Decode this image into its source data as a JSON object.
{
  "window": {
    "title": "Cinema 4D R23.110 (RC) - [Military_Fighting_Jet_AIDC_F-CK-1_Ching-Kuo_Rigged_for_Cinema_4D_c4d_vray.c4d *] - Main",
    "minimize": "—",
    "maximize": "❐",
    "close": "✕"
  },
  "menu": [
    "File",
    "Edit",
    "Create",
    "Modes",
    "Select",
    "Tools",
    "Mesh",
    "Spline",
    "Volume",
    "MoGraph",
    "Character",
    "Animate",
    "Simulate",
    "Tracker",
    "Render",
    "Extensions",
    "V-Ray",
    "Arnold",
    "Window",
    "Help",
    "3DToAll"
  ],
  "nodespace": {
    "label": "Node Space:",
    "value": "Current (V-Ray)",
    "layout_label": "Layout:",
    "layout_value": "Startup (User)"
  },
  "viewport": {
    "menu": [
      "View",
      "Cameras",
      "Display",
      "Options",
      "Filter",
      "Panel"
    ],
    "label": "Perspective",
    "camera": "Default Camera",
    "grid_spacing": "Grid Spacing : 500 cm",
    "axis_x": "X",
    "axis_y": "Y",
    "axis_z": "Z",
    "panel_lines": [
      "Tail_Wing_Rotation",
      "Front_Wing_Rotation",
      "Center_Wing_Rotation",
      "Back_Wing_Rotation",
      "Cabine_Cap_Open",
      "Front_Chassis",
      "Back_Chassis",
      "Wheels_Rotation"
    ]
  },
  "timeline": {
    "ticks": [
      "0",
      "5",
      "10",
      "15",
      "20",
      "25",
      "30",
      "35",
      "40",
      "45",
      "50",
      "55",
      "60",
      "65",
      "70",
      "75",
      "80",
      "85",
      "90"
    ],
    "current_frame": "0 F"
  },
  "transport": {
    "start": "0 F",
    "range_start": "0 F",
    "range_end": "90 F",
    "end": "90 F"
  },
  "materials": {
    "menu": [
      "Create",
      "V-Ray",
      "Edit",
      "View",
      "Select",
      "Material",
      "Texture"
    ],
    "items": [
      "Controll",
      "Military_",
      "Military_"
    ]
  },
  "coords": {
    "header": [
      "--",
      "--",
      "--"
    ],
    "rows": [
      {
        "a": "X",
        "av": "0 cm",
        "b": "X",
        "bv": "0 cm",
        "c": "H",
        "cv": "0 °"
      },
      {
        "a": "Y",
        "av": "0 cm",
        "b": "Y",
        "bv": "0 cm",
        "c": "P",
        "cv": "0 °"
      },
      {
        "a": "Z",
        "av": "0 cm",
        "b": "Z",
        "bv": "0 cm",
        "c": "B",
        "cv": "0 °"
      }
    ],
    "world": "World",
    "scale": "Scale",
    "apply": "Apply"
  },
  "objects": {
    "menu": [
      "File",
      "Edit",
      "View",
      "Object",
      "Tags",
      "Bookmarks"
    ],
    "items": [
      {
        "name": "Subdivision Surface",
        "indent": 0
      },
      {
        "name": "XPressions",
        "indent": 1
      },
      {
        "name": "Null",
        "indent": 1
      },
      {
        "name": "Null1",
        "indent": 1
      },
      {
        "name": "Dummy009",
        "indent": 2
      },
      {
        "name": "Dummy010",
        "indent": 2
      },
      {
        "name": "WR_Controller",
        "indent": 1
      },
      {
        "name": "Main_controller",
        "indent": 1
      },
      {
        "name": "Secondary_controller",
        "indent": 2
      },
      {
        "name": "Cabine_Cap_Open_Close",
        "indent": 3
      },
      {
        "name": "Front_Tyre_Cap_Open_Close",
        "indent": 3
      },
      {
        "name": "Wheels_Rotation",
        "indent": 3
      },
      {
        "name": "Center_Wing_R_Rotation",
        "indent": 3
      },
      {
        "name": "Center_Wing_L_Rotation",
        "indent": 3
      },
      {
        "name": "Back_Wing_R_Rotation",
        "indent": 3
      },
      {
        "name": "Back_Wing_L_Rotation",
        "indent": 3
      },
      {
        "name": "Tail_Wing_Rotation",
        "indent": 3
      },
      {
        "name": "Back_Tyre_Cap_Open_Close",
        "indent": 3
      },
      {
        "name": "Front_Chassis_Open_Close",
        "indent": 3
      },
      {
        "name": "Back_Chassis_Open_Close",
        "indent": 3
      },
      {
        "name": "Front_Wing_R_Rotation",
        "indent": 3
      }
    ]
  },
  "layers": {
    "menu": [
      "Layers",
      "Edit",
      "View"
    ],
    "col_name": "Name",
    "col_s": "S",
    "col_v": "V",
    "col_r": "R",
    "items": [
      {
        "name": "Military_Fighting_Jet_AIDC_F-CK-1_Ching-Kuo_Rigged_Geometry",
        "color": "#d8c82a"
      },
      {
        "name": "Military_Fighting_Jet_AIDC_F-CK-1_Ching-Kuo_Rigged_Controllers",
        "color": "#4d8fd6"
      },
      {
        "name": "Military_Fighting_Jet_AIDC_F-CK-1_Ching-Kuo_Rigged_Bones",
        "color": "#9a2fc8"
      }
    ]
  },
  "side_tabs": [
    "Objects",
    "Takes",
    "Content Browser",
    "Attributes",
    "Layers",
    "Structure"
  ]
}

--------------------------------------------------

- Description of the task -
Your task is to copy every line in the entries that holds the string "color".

- Exercise answer -
        "color": "#d8c82a"
        "color": "#4d8fd6"
        "color": "#9a2fc8"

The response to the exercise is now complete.